Yahoo reported earnings on Tuesday. Details are below – but that’s hardly what people care about now.
The real question is: Who’s going to buy it?
Verizon’s the clear frontrunner, but there also a few upstarts. One such is a joint investment group that includes big names like former Yahoo interim CEO Ross Levinsohn and Mediaocean CEO Bill Wise, who sold his company to private equity firm Vista Equity Partners in June.
The execs are part of a bid for Yahoo’s core business that includes Mediaocean’s owner Vista and Bain Capital, according to Recode.
Bids were due on Monday ahead of Yahoo’s earnings.
Speaking of earnings, a quick summary:
Yahoo’s overall revenue declined in the first quarter of 2016 to $1.087 billion from around $1.2 billion at this time last year, although the company did slightly beat Wall Street’s estimates.
Mobile revenue, the “M” in CEO (for now) Marissa Mayer’s beloved Mavens – mobile, video, native, social – was a bright spot, up from $234 million to $260 million.
A dull spot was desktop revenue, which fell off a cliff in Q1, shedding $100 million in a precipitous drop from $873 million in Q1 2015 to $774 million. Mavens revenue overall increased modestly from $365 million to $390 million, a 7% increase YoY.
Mobile may be growing, but it’s far from the growth engine Mayer bet the farm on when she first took the reins. Mayer continues to bang the Mavens drum, though, calling it “critical in counterbalancing legacy business declines.”
Yahoo’s stated goal is to bring in $1.8 billion in Mavens revenue in 2016, a number Mayer said the company is on track to hit.

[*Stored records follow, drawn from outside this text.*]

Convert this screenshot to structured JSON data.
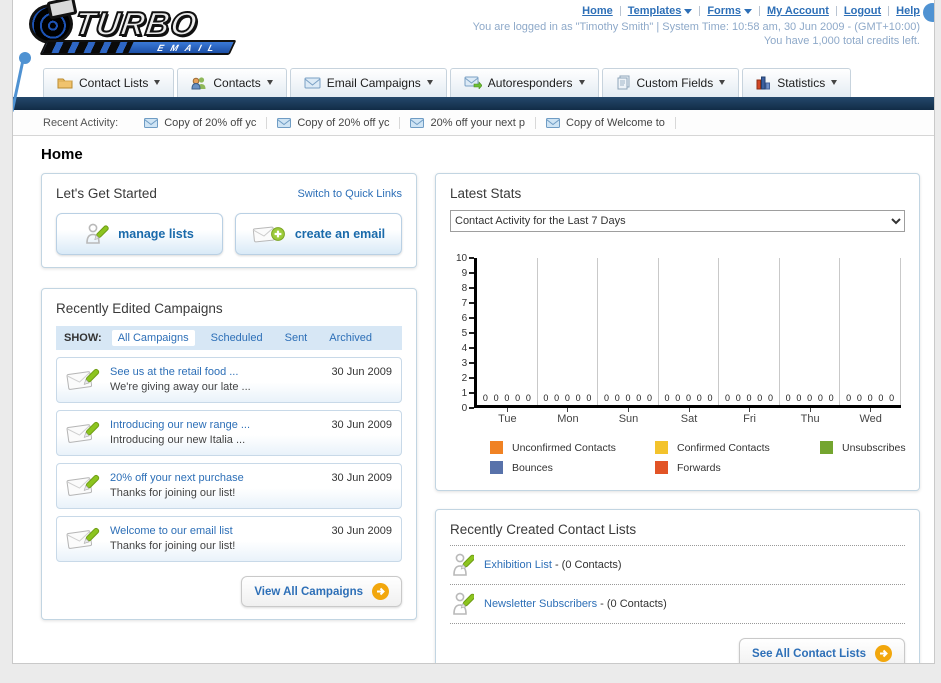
{
  "header": {
    "logo_title": "TURBO",
    "logo_subtitle": "EMAIL",
    "nav_links": [
      {
        "label": "Home",
        "dropdown": false
      },
      {
        "label": "Templates",
        "dropdown": true
      },
      {
        "label": "Forms",
        "dropdown": true
      },
      {
        "label": "My Account",
        "dropdown": false
      },
      {
        "label": "Logout",
        "dropdown": false
      },
      {
        "label": "Help",
        "dropdown": false
      }
    ],
    "login_info": "You are logged in as \"Timothy Smith\" | System Time: 10:58 am, 30 Jun 2009 - (GMT+10:00)",
    "credits_info": "You have 1,000 total credits left."
  },
  "nav_tabs": [
    {
      "label": "Contact Lists",
      "icon": "folder-icon"
    },
    {
      "label": "Contacts",
      "icon": "contacts-icon"
    },
    {
      "label": "Email Campaigns",
      "icon": "envelope-icon"
    },
    {
      "label": "Autoresponders",
      "icon": "envelope-arrow-icon"
    },
    {
      "label": "Custom Fields",
      "icon": "pages-icon"
    },
    {
      "label": "Statistics",
      "icon": "bar-chart-icon"
    }
  ],
  "recent_activity": {
    "label": "Recent Activity:",
    "items": [
      {
        "text": "Copy of 20% off yc"
      },
      {
        "text": "Copy of 20% off yc"
      },
      {
        "text": "20% off your next p"
      },
      {
        "text": "Copy of Welcome to"
      }
    ]
  },
  "page_title": "Home",
  "getting_started": {
    "heading": "Let's Get Started",
    "switch_link": "Switch to Quick Links",
    "manage_lists_label": "manage lists",
    "create_email_label": "create an email"
  },
  "campaigns": {
    "heading": "Recently Edited Campaigns",
    "show_label": "SHOW:",
    "filters": [
      {
        "label": "All Campaigns",
        "active": true
      },
      {
        "label": "Scheduled",
        "active": false
      },
      {
        "label": "Sent",
        "active": false
      },
      {
        "label": "Archived",
        "active": false
      }
    ],
    "items": [
      {
        "title": "See us at the retail food ...",
        "subtitle": "We're giving away our late ...",
        "date": "30 Jun 2009"
      },
      {
        "title": "Introducing our new range ...",
        "subtitle": "Introducing our new Italia ...",
        "date": "30 Jun 2009"
      },
      {
        "title": "20% off your next purchase",
        "subtitle": "Thanks for joining our list!",
        "date": "30 Jun 2009"
      },
      {
        "title": "Welcome to our email list",
        "subtitle": "Thanks for joining our list!",
        "date": "30 Jun 2009"
      }
    ],
    "view_all_label": "View All Campaigns"
  },
  "stats": {
    "heading": "Latest Stats",
    "dropdown_value": "Contact Activity for the Last 7 Days"
  },
  "chart_data": {
    "type": "bar",
    "title": "Contact Activity for the Last 7 Days",
    "categories": [
      "Tue",
      "Mon",
      "Sun",
      "Sat",
      "Fri",
      "Thu",
      "Wed"
    ],
    "series": [
      {
        "name": "Unconfirmed Contacts",
        "color": "#f08224",
        "values": [
          0,
          0,
          0,
          0,
          0,
          0,
          0
        ]
      },
      {
        "name": "Confirmed Contacts",
        "color": "#f3c32c",
        "values": [
          0,
          0,
          0,
          0,
          0,
          0,
          0
        ]
      },
      {
        "name": "Unsubscribes",
        "color": "#74a52f",
        "values": [
          0,
          0,
          0,
          0,
          0,
          0,
          0
        ]
      },
      {
        "name": "Bounces",
        "color": "#5872aa",
        "values": [
          0,
          0,
          0,
          0,
          0,
          0,
          0
        ]
      },
      {
        "name": "Forwards",
        "color": "#e25426",
        "values": [
          0,
          0,
          0,
          0,
          0,
          0,
          0
        ]
      }
    ],
    "ylim": [
      0,
      10
    ],
    "xlabel": "",
    "ylabel": "",
    "grid": "vertical",
    "legend_position": "bottom"
  },
  "contact_lists": {
    "heading": "Recently Created Contact Lists",
    "items": [
      {
        "name": "Exhibition List",
        "count_text": "- (0 Contacts)"
      },
      {
        "name": "Newsletter Subscribers",
        "count_text": "- (0 Contacts)"
      }
    ],
    "see_all_label": "See All Contact Lists"
  },
  "colors": {
    "accent_blue": "#2d6fb7",
    "navy_bar": "#17334f",
    "orange_button": "#f2a70d",
    "green_pencil": "#8cc41f"
  }
}
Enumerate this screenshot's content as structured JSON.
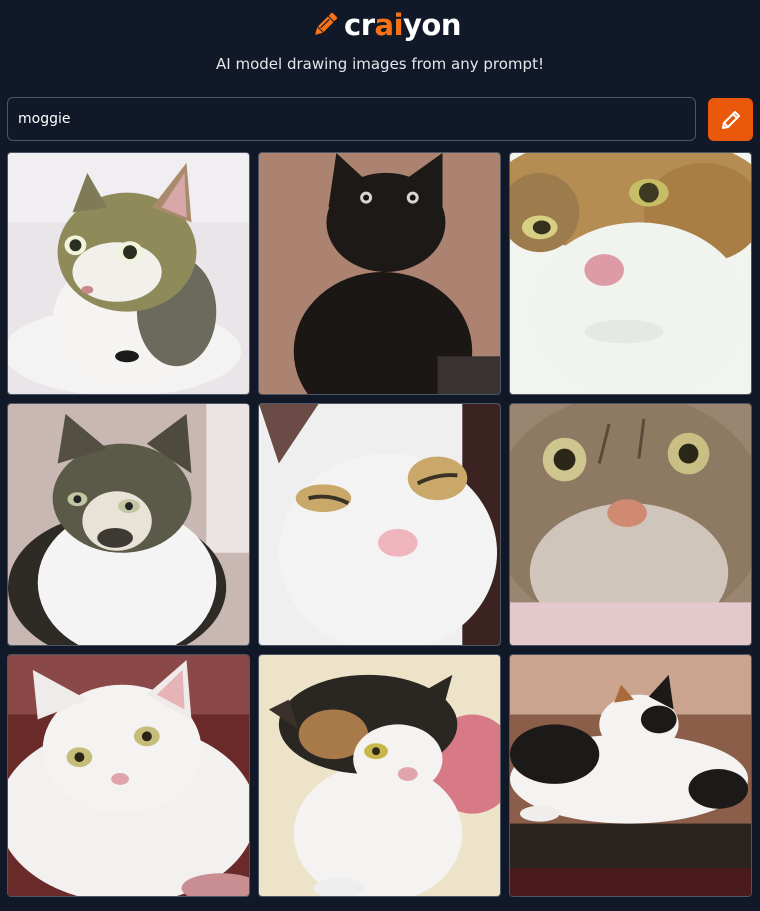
{
  "app": {
    "logo_prefix": "cr",
    "logo_accent": "ai",
    "logo_suffix": "yon",
    "tagline": "AI model drawing images from any prompt!",
    "brand_color": "#f97316"
  },
  "search": {
    "value": "moggie",
    "button_icon": "pencil-icon"
  },
  "results": [
    {
      "description": "tabby and white cat sitting"
    },
    {
      "description": "black cat with wide eyes"
    },
    {
      "description": "close-up white cat with ginger markings"
    },
    {
      "description": "tabby and white cat indoors"
    },
    {
      "description": "white cat with ginger patches, eyes squinting"
    },
    {
      "description": "close-up tabby cat face"
    },
    {
      "description": "fluffy white kitten"
    },
    {
      "description": "black, ginger and white cat sitting"
    },
    {
      "description": "calico cat lying down"
    }
  ]
}
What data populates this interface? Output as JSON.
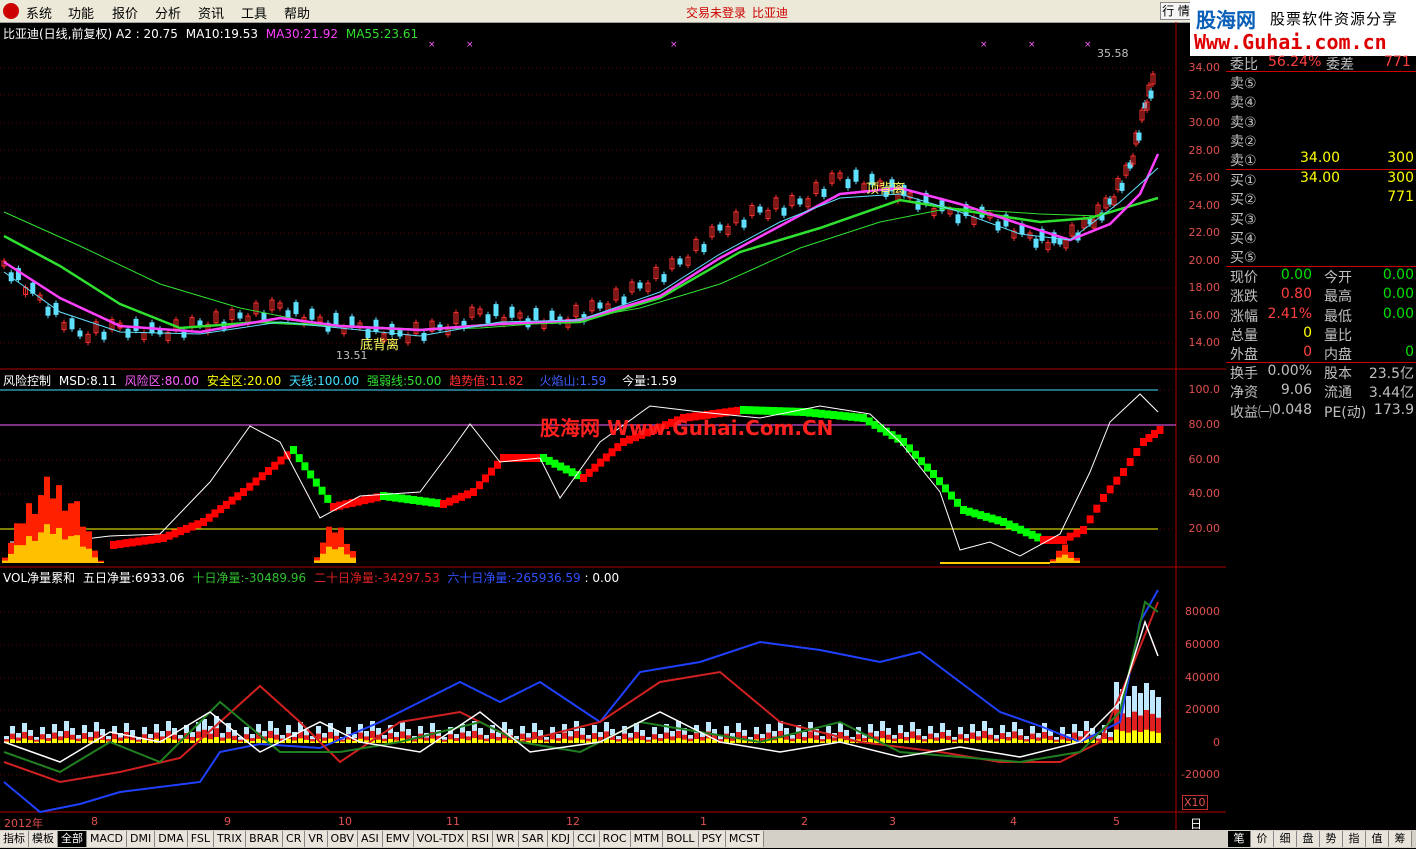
{
  "menu": {
    "items": [
      "系统",
      "功能",
      "报价",
      "分析",
      "资讯",
      "工具",
      "帮助"
    ],
    "status": "交易未登录",
    "stock": "比亚迪",
    "hq_button": "行 情"
  },
  "watermark": {
    "brand": "股海网",
    "tagline": "股票软件资源分享",
    "url": "Www.Guhai.com.cn",
    "center": "股海网 Www.Guhai.Com.CN"
  },
  "price_panel": {
    "title": "比亚迪(日线,前复权)",
    "a2_label": "A2 :",
    "a2": "20.75",
    "ma10_label": "MA10:",
    "ma10": "19.53",
    "ma30_label": "MA30:",
    "ma30": "21.92",
    "ma55_label": "MA55:",
    "ma55": "23.61",
    "high_mark": "35.58",
    "low_mark": "13.51",
    "bottom_div": "底背离",
    "top_div": "顶背离",
    "yticks": [
      "34.00",
      "32.00",
      "30.00",
      "28.00",
      "26.00",
      "24.00",
      "22.00",
      "20.00",
      "18.00",
      "16.00",
      "14.00"
    ]
  },
  "risk_panel": {
    "title": "风险控制",
    "msd_label": "MSD:",
    "msd": "8.11",
    "risk_label": "风险区:",
    "risk": "80.00",
    "safe_label": "安全区:",
    "safe": "20.00",
    "sky_label": "天线:",
    "sky": "100.00",
    "strong_label": "强弱线:",
    "strong": "50.00",
    "trend_label": "趋势值:",
    "trend": "11.82",
    "fire_label": "火焰山:",
    "fire": "1.59",
    "vol_label": "今量:",
    "vol": "1.59",
    "yticks": [
      "100.0",
      "80.00",
      "60.00",
      "40.00",
      "20.00"
    ]
  },
  "vol_panel": {
    "title": "VOL净量累和",
    "d5_label": "五日净量:",
    "d5": "6933.06",
    "d10_label": "十日净量:",
    "d10": "-30489.96",
    "d20_label": "二十日净量:",
    "d20": "-34297.53",
    "d60_label": "六十日净量:",
    "d60": "-265936.59",
    "tail": ": 0.00",
    "yticks": [
      "80000",
      "60000",
      "40000",
      "20000",
      "0",
      "-20000"
    ],
    "x10": "X10"
  },
  "xaxis": {
    "labels": [
      "2012年",
      "8",
      "9",
      "10",
      "11",
      "12",
      "1",
      "2",
      "3",
      "4",
      "5"
    ],
    "period": "日线"
  },
  "quote": {
    "weibi_label": "委比",
    "weibi": "56.24%",
    "weicha_label": "委差",
    "weicha": "771",
    "sells": [
      {
        "label": "卖⑤",
        "price": "",
        "vol": ""
      },
      {
        "label": "卖④",
        "price": "",
        "vol": ""
      },
      {
        "label": "卖③",
        "price": "",
        "vol": ""
      },
      {
        "label": "卖②",
        "price": "",
        "vol": ""
      },
      {
        "label": "卖①",
        "price": "34.00",
        "vol": "300"
      }
    ],
    "buys": [
      {
        "label": "买①",
        "price": "34.00",
        "vol": "300"
      },
      {
        "label": "买②",
        "price": "",
        "vol": "771"
      },
      {
        "label": "买③",
        "price": "",
        "vol": ""
      },
      {
        "label": "买④",
        "price": "",
        "vol": ""
      },
      {
        "label": "买⑤",
        "price": "",
        "vol": ""
      }
    ],
    "stats": [
      {
        "l1": "现价",
        "v1": "0.00",
        "l2": "今开",
        "v2": "0.00"
      },
      {
        "l1": "涨跌",
        "v1": "0.80",
        "l2": "最高",
        "v2": "0.00"
      },
      {
        "l1": "涨幅",
        "v1": "2.41%",
        "l2": "最低",
        "v2": "0.00"
      },
      {
        "l1": "总量",
        "v1": "0",
        "l2": "量比",
        "v2": ""
      },
      {
        "l1": "外盘",
        "v1": "0",
        "l2": "内盘",
        "v2": "0"
      }
    ],
    "fin": [
      {
        "l1": "换手",
        "v1": "0.00%",
        "l2": "股本",
        "v2": "23.5亿"
      },
      {
        "l1": "净资",
        "v1": "9.06",
        "l2": "流通",
        "v2": "3.44亿"
      },
      {
        "l1": "收益㈠",
        "v1": "0.048",
        "l2": "PE(动)",
        "v2": "173.9"
      }
    ]
  },
  "tabs": [
    "指标",
    "模板",
    "全部",
    "MACD",
    "DMI",
    "DMA",
    "FSL",
    "TRIX",
    "BRAR",
    "CR",
    "VR",
    "OBV",
    "ASI",
    "EMV",
    "VOL-TDX",
    "RSI",
    "WR",
    "SAR",
    "KDJ",
    "CCI",
    "ROC",
    "MTM",
    "BOLL",
    "PSY",
    "MCST"
  ],
  "right_tabs": [
    "笔",
    "价",
    "细",
    "盘",
    "势",
    "指",
    "值",
    "筹"
  ],
  "colors": {
    "up": "#ff3030",
    "down": "#60e0ff",
    "ma10": "#ff40ff",
    "ma30": "#30e030",
    "ma55": "#30e030",
    "risk_green": "#00ff00",
    "risk_red": "#ff0000"
  }
}
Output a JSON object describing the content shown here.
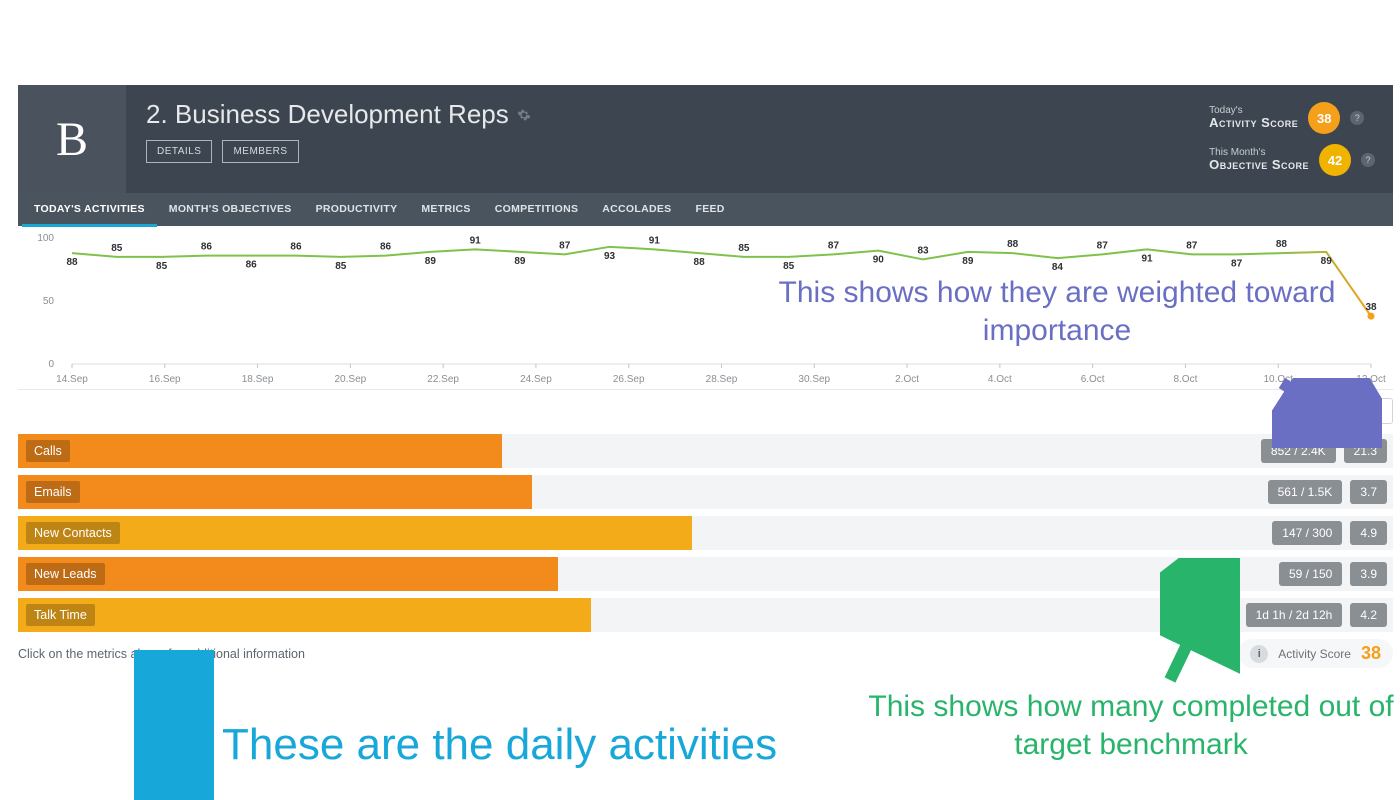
{
  "header": {
    "avatar_letter": "B",
    "title": "2. Business Development Reps",
    "buttons": {
      "details": "DETAILS",
      "members": "MEMBERS"
    }
  },
  "scores": {
    "activity": {
      "small": "Today's",
      "label": "Activity Score",
      "value": "38"
    },
    "objective": {
      "small": "This Month's",
      "label": "Objective Score",
      "value": "42"
    }
  },
  "tabs": [
    "TODAY'S ACTIVITIES",
    "MONTH'S OBJECTIVES",
    "PRODUCTIVITY",
    "METRICS",
    "COMPETITIONS",
    "ACCOLADES",
    "FEED"
  ],
  "active_tab": 0,
  "chart_data": {
    "type": "line",
    "ylim": [
      0,
      100
    ],
    "y_ticks": [
      0,
      50,
      100
    ],
    "x_ticks": [
      "14.Sep",
      "16.Sep",
      "18.Sep",
      "20.Sep",
      "22.Sep",
      "24.Sep",
      "26.Sep",
      "28.Sep",
      "30.Sep",
      "2.Oct",
      "4.Oct",
      "6.Oct",
      "8.Oct",
      "10.Oct",
      "12.Oct"
    ],
    "values": [
      88,
      85,
      85,
      86,
      86,
      86,
      85,
      86,
      89,
      91,
      89,
      87,
      93,
      91,
      88,
      85,
      85,
      87,
      90,
      83,
      89,
      88,
      84,
      87,
      91,
      87,
      87,
      88,
      89,
      38
    ],
    "value_labels": [
      "88",
      "85",
      "85",
      "86",
      "86",
      "86",
      "85",
      "86",
      "89",
      "91",
      "89",
      "87",
      "93",
      "91",
      "88",
      "85",
      "85",
      "87",
      "90",
      "83",
      "89",
      "88",
      "84",
      "87",
      "91",
      "87",
      "87",
      "88",
      "89",
      "38"
    ],
    "line_color_start": "#7fc24a",
    "line_color_end": "#f5a01a"
  },
  "activities": [
    {
      "label": "Calls",
      "fill_pct": 35.2,
      "color": "#f28a1c",
      "progress": "852 / 2.4K",
      "weight": "21.3"
    },
    {
      "label": "Emails",
      "fill_pct": 37.4,
      "color": "#f28a1c",
      "progress": "561 / 1.5K",
      "weight": "3.7"
    },
    {
      "label": "New Contacts",
      "fill_pct": 49.0,
      "color": "#f4ab1a",
      "progress": "147 / 300",
      "weight": "4.9"
    },
    {
      "label": "New Leads",
      "fill_pct": 39.3,
      "color": "#f28a1c",
      "progress": "59 / 150",
      "weight": "3.9"
    },
    {
      "label": "Talk Time",
      "fill_pct": 41.7,
      "color": "#f4ab1a",
      "progress": "1d 1h / 2d 12h",
      "weight": "4.2"
    }
  ],
  "footer": {
    "hint": "Click on the metrics above for additional information",
    "as_label": "Activity Score",
    "as_value": "38"
  },
  "annotations": {
    "purple": "This shows how they are weighted toward importance",
    "green": "This shows how many completed out of target benchmark",
    "blue": "These are the daily activities"
  }
}
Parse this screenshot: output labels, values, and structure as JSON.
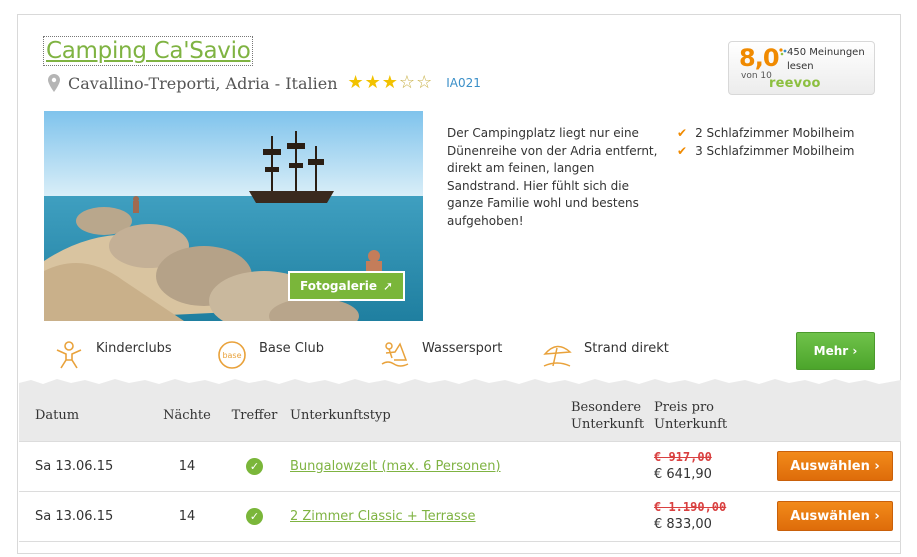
{
  "camp": {
    "title": "Camping Ca'Savio",
    "location": "Cavallino-Treporti, Adria - Italien",
    "stars_filled": 3,
    "stars_total": 5,
    "code": "IA021"
  },
  "rating": {
    "score": "8,0",
    "scale": "von 10",
    "reviews": "450 Meinungen lesen",
    "brand": "reevoo"
  },
  "gallery": {
    "button": "Fotogalerie"
  },
  "description": "Der Campingplatz liegt nur eine Dünenreihe von der Adria entfernt, direkt am feinen, langen Sandstrand. Hier fühlt sich die ganze Familie wohl und bestens aufgehoben!",
  "features": [
    "2 Schlafzimmer Mobilheim",
    "3 Schlafzimmer Mobilheim"
  ],
  "amenities": [
    {
      "label": "Kinderclubs",
      "icon": "kids-club-icon"
    },
    {
      "label": "Base Club",
      "icon": "base-club-icon",
      "badge": "base"
    },
    {
      "label": "Wassersport",
      "icon": "water-sport-icon"
    },
    {
      "label": "Strand direkt",
      "icon": "beach-umbrella-icon"
    }
  ],
  "more_button": "Mehr ›",
  "table": {
    "headers": {
      "date": "Datum",
      "nights": "Nächte",
      "hits": "Treffer",
      "type": "Unterkunftstyp",
      "special_1": "Besondere",
      "special_2": "Unterkunft",
      "price_1": "Preis pro",
      "price_2": "Unterkunft"
    },
    "rows": [
      {
        "date": "Sa 13.06.15",
        "nights": "14",
        "type": "Bungalowzelt (max. 6 Personen)",
        "old_price": "€  917,00",
        "new_price": "€ 641,90",
        "button": "Auswählen ›"
      },
      {
        "date": "Sa 13.06.15",
        "nights": "14",
        "type": "2 Zimmer Classic + Terrasse",
        "old_price": "€  1.190,00",
        "new_price": "€ 833,00",
        "button": "Auswählen ›"
      }
    ]
  },
  "colors": {
    "green": "#7fb342",
    "orange": "#f08a00",
    "blue": "#3a8fc8"
  }
}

But Yahoo’s story is no longer about revenue and growth. It’s a story about contraction – layoffs, closing digital magazines, sunsetting services. It speaks to the challenge that Yahoo and other companies that came of age in the desktop era now face in reinventing themselves for the mobile era.
Mayer shared scant details about what the ultimate sales process will look like, shutting down questions about the timeline other than to note Yahoo will be following a “well-defined and aggressive calendar.”
The board and strategic review committee are still contemplating so-called “strategic alternatives” around Yahoo’s future – including a reverse spin to handle Yahoo’s Alibaba stake, which is still nominally on the table – but the next step is really about the sale, which Mayer acknowledged.
“Obviously,” she said, “the larger volume of work is being done around the process of the possible sale.”